In his new book Ronald Dworkin argues that the question is much more complex than it has often been taken to be and charts a variety of dimensions - semantic, jurisprudential and doctrinal - in which law and morals are undoubtedly interwoven. He restates and summarises his own widely discussed account of these connections, which emphasises the sovereign importance of moral principle in legal and constitutional interpretation, and then reviews and criticises the most influential rival theories to his own.
He argues that pragmatism is empty as a theory of law, that value pluralism misunderstands the nature of moral concepts, that constitutional originalism reflects an impoverished view of the role of a constitution in a democratic society, and that contemporary legal positivism is based on a mistaken semantic theory and an erroneous account of the nature of authority.

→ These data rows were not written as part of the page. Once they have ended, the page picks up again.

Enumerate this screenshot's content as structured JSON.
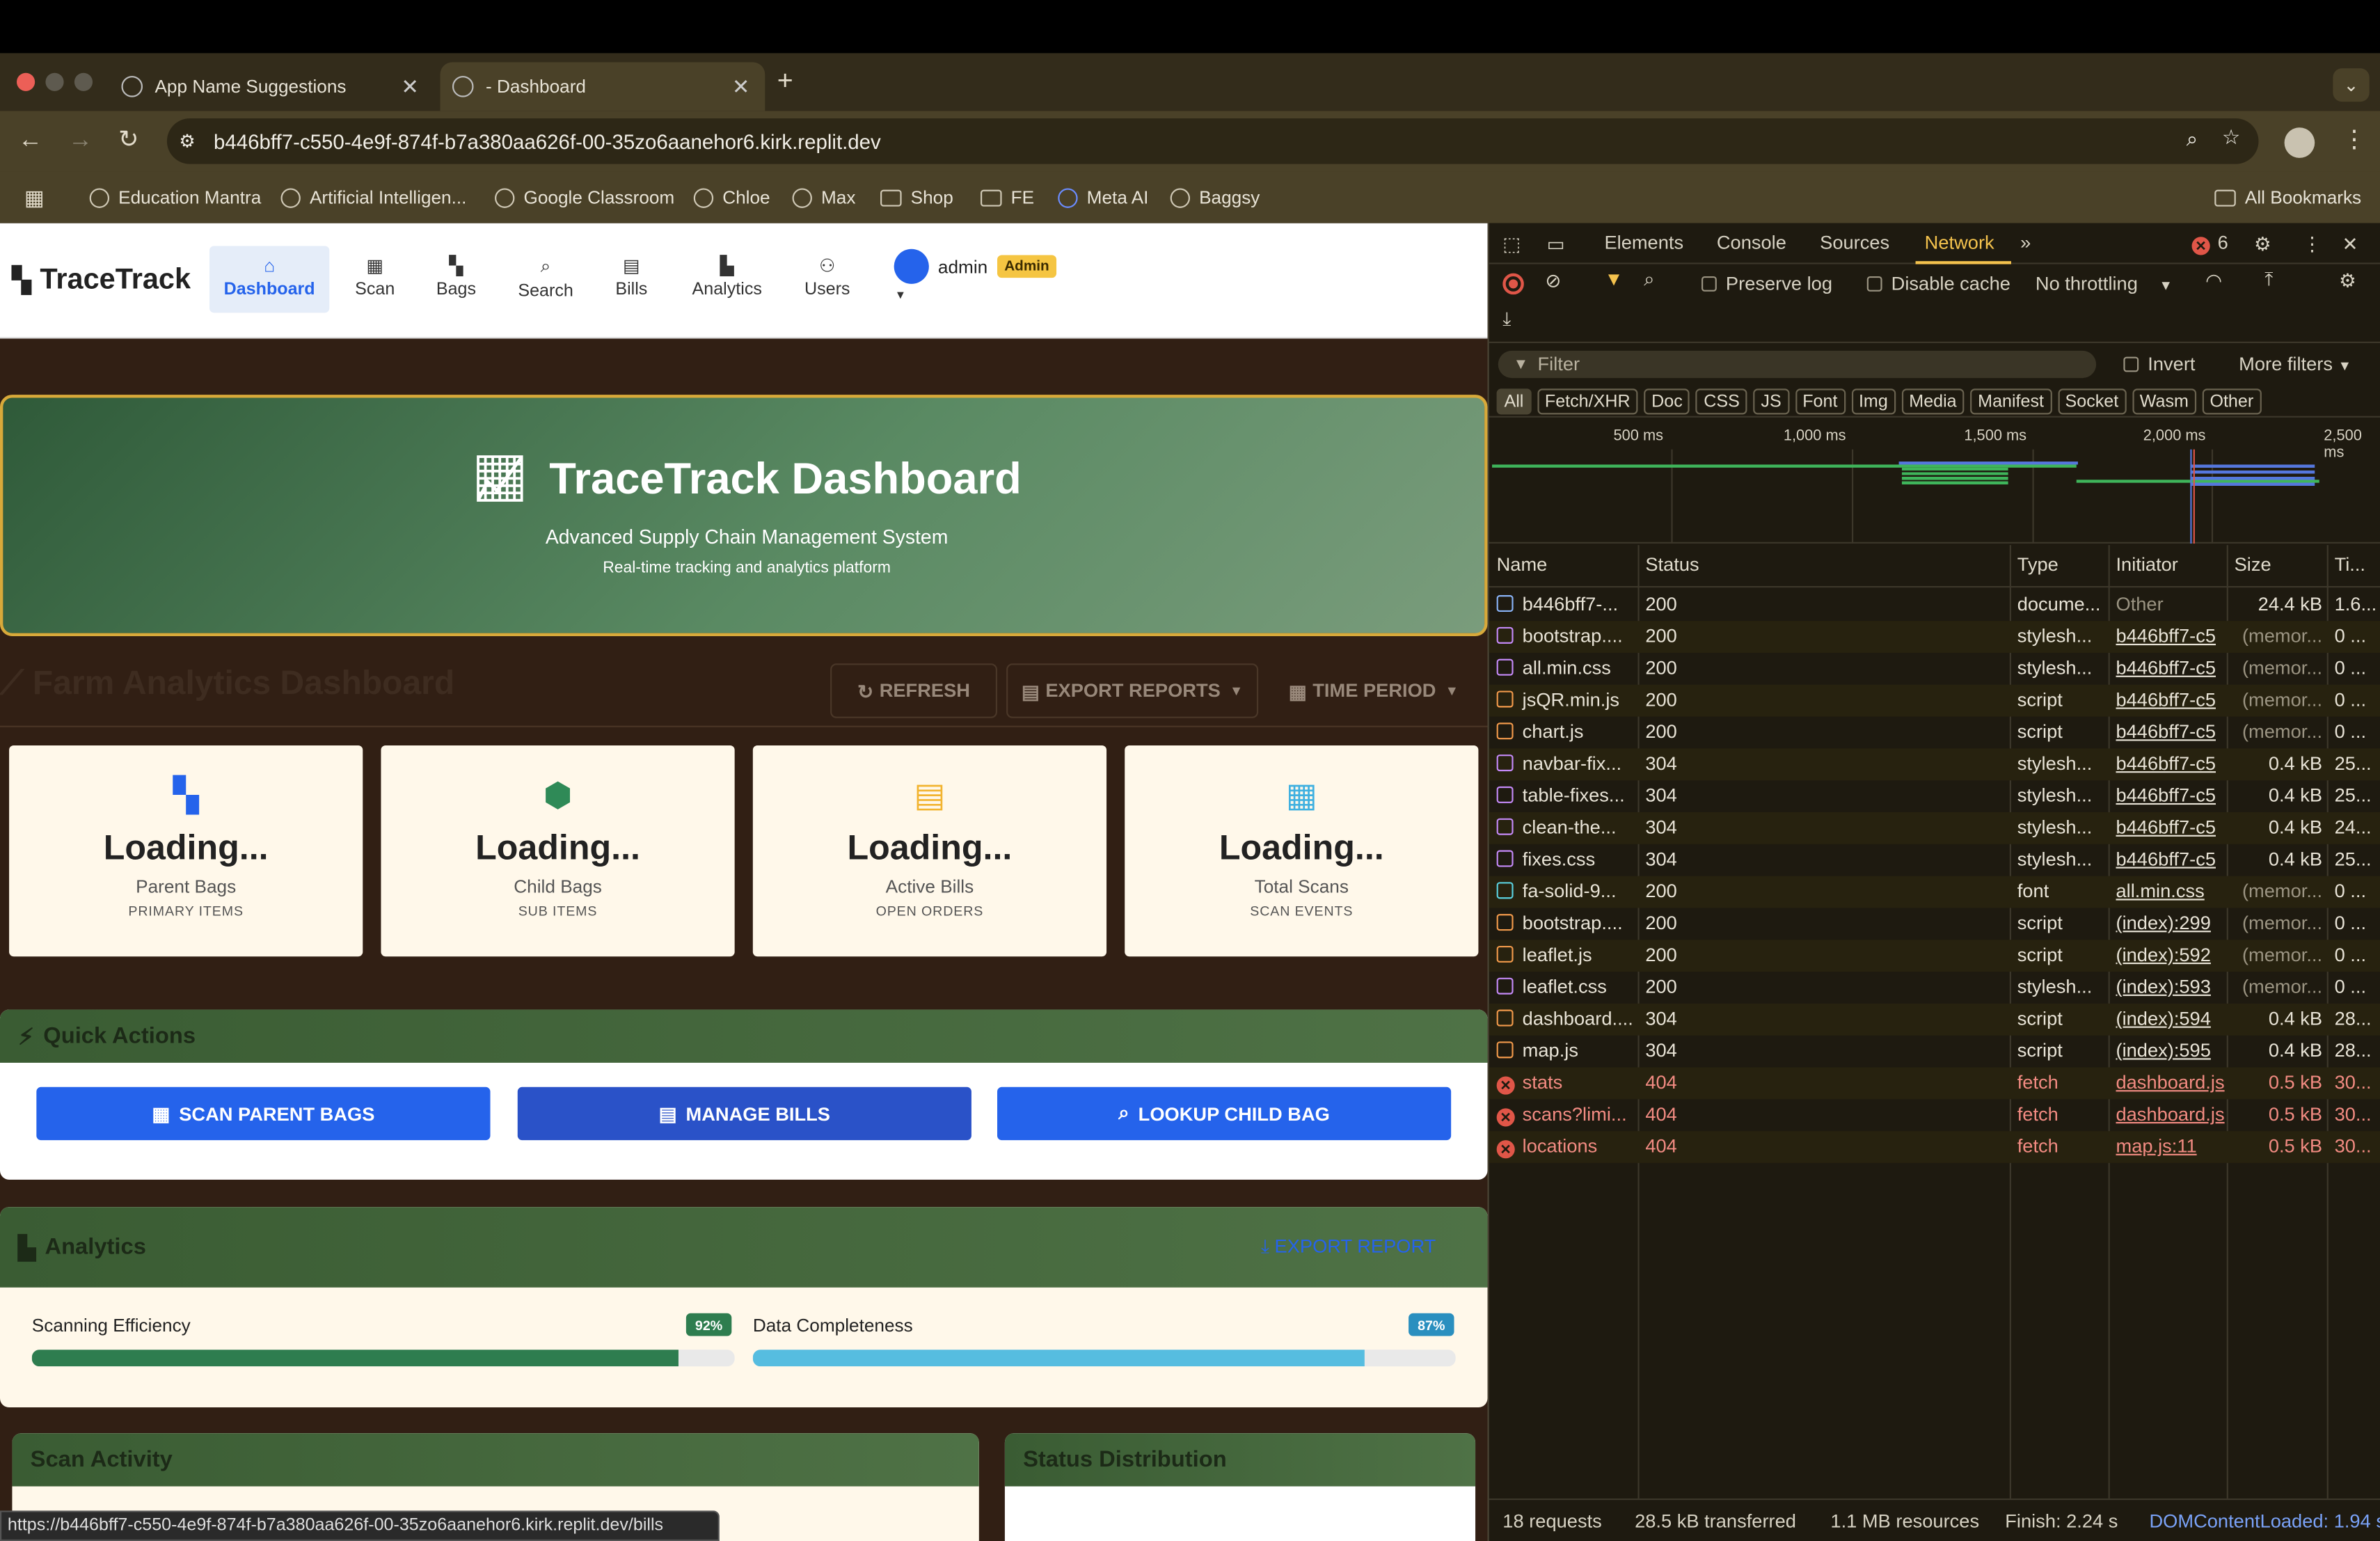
{
  "browser": {
    "tabs": [
      {
        "title": "App Name Suggestions"
      },
      {
        "title": "- Dashboard"
      }
    ],
    "url": "b446bff7-c550-4e9f-874f-b7a380aa626f-00-35zo6aanehor6.kirk.replit.dev",
    "bookmarks": [
      "Education Mantra",
      "Artificial Intelligen...",
      "Google Classroom",
      "Chloe",
      "Max",
      "Shop",
      "FE",
      "Meta AI",
      "Baggsy"
    ],
    "all_bookmarks": "All Bookmarks",
    "status_url": "https://b446bff7-c550-4e9f-874f-b7a380aa626f-00-35zo6aanehor6.kirk.replit.dev/bills"
  },
  "app": {
    "brand": "TraceTrack",
    "nav": [
      {
        "label": "Dashboard",
        "icon": "home-icon"
      },
      {
        "label": "Scan",
        "icon": "qr-icon"
      },
      {
        "label": "Bags",
        "icon": "boxes-icon"
      },
      {
        "label": "Search",
        "icon": "search-icon"
      },
      {
        "label": "Bills",
        "icon": "file-icon"
      },
      {
        "label": "Analytics",
        "icon": "chart-icon"
      },
      {
        "label": "Users",
        "icon": "users-icon"
      }
    ],
    "user": "admin",
    "role_badge": "Admin",
    "hero": {
      "title": "TraceTrack Dashboard",
      "subtitle": "Advanced Supply Chain Management System",
      "tagline": "Real-time tracking and analytics platform"
    },
    "section_title": "Farm Analytics Dashboard",
    "buttons": {
      "refresh": "REFRESH",
      "export": "EXPORT REPORTS",
      "period": "TIME PERIOD"
    },
    "stats": [
      {
        "value": "Loading...",
        "label": "Parent Bags",
        "sub": "PRIMARY ITEMS",
        "icon": "boxes-icon",
        "color": "#2563eb"
      },
      {
        "value": "Loading...",
        "label": "Child Bags",
        "sub": "SUB ITEMS",
        "icon": "box-icon",
        "color": "#2f8a57"
      },
      {
        "value": "Loading...",
        "label": "Active Bills",
        "sub": "OPEN ORDERS",
        "icon": "file-icon",
        "color": "#f2b430"
      },
      {
        "value": "Loading...",
        "label": "Total Scans",
        "sub": "SCAN EVENTS",
        "icon": "qr-icon",
        "color": "#3fb0e0"
      }
    ],
    "quick_actions": {
      "title": "Quick Actions",
      "buttons": [
        "SCAN PARENT BAGS",
        "MANAGE BILLS",
        "LOOKUP CHILD BAG"
      ]
    },
    "analytics": {
      "title": "Analytics",
      "export": "EXPORT REPORT",
      "metrics": [
        {
          "label": "Scanning Efficiency",
          "value": 92,
          "badge": "92%",
          "color": "#2e7d4f"
        },
        {
          "label": "Data Completeness",
          "value": 87,
          "badge": "87%",
          "color": "#56bde0"
        }
      ]
    },
    "scan_activity": "Scan Activity",
    "status_distribution": "Status Distribution"
  },
  "devtools": {
    "tabs": [
      "Elements",
      "Console",
      "Sources",
      "Network"
    ],
    "error_count": "6",
    "preserve_log": "Preserve log",
    "disable_cache": "Disable cache",
    "throttling": "No throttling",
    "filter_placeholder": "Filter",
    "invert": "Invert",
    "more_filters": "More filters",
    "type_filters": [
      "All",
      "Fetch/XHR",
      "Doc",
      "CSS",
      "JS",
      "Font",
      "Img",
      "Media",
      "Manifest",
      "Socket",
      "Wasm",
      "Other"
    ],
    "timeline_labels": [
      "500 ms",
      "1,000 ms",
      "1,500 ms",
      "2,000 ms",
      "2,500 ms"
    ],
    "columns": [
      "Name",
      "Status",
      "Type",
      "Initiator",
      "Size",
      "Ti..."
    ],
    "rows": [
      {
        "name": "b446bff7-...",
        "status": "200",
        "type": "docume...",
        "initiator": "Other",
        "size": "24.4 kB",
        "time": "1.6...",
        "kind": "doc"
      },
      {
        "name": "bootstrap....",
        "status": "200",
        "type": "stylesh...",
        "initiator": "b446bff7-c5",
        "size": "(memor...",
        "time": "0 ...",
        "kind": "css"
      },
      {
        "name": "all.min.css",
        "status": "200",
        "type": "stylesh...",
        "initiator": "b446bff7-c5",
        "size": "(memor...",
        "time": "0 ...",
        "kind": "css"
      },
      {
        "name": "jsQR.min.js",
        "status": "200",
        "type": "script",
        "initiator": "b446bff7-c5",
        "size": "(memor...",
        "time": "0 ...",
        "kind": "js"
      },
      {
        "name": "chart.js",
        "status": "200",
        "type": "script",
        "initiator": "b446bff7-c5",
        "size": "(memor...",
        "time": "0 ...",
        "kind": "js"
      },
      {
        "name": "navbar-fix...",
        "status": "304",
        "type": "stylesh...",
        "initiator": "b446bff7-c5",
        "size": "0.4 kB",
        "time": "25...",
        "kind": "css"
      },
      {
        "name": "table-fixes...",
        "status": "304",
        "type": "stylesh...",
        "initiator": "b446bff7-c5",
        "size": "0.4 kB",
        "time": "25...",
        "kind": "css"
      },
      {
        "name": "clean-the...",
        "status": "304",
        "type": "stylesh...",
        "initiator": "b446bff7-c5",
        "size": "0.4 kB",
        "time": "24...",
        "kind": "css"
      },
      {
        "name": "fixes.css",
        "status": "304",
        "type": "stylesh...",
        "initiator": "b446bff7-c5",
        "size": "0.4 kB",
        "time": "25...",
        "kind": "css"
      },
      {
        "name": "fa-solid-9...",
        "status": "200",
        "type": "font",
        "initiator": "all.min.css",
        "size": "(memor...",
        "time": "0 ...",
        "kind": "font"
      },
      {
        "name": "bootstrap....",
        "status": "200",
        "type": "script",
        "initiator": "(index):299",
        "size": "(memor...",
        "time": "0 ...",
        "kind": "js"
      },
      {
        "name": "leaflet.js",
        "status": "200",
        "type": "script",
        "initiator": "(index):592",
        "size": "(memor...",
        "time": "0 ...",
        "kind": "js"
      },
      {
        "name": "leaflet.css",
        "status": "200",
        "type": "stylesh...",
        "initiator": "(index):593",
        "size": "(memor...",
        "time": "0 ...",
        "kind": "css"
      },
      {
        "name": "dashboard....",
        "status": "304",
        "type": "script",
        "initiator": "(index):594",
        "size": "0.4 kB",
        "time": "28...",
        "kind": "js"
      },
      {
        "name": "map.js",
        "status": "304",
        "type": "script",
        "initiator": "(index):595",
        "size": "0.4 kB",
        "time": "28...",
        "kind": "js"
      },
      {
        "name": "stats",
        "status": "404",
        "type": "fetch",
        "initiator": "dashboard.js",
        "size": "0.5 kB",
        "time": "30...",
        "kind": "err"
      },
      {
        "name": "scans?limi...",
        "status": "404",
        "type": "fetch",
        "initiator": "dashboard.js",
        "size": "0.5 kB",
        "time": "30...",
        "kind": "err"
      },
      {
        "name": "locations",
        "status": "404",
        "type": "fetch",
        "initiator": "map.js:11",
        "size": "0.5 kB",
        "time": "30...",
        "kind": "err"
      }
    ],
    "status_bar": {
      "requests": "18 requests",
      "transferred": "28.5 kB transferred",
      "resources": "1.1 MB resources",
      "finish": "Finish: 2.24 s",
      "dcl": "DOMContentLoaded: 1.94 s"
    }
  }
}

In the course of that critical study he discusses the work of many of the most influential lawyers and philosophers of the era, including Isaiah Berlin, Richard Posner, Cass Sunstein, Antonin Scalia, and Joseph Raz. Dworkin's new collection of essays and original chapters is a model of lucid, logical, and impassioned reasoning that will advance the crucially important debate about the roles of justice in law.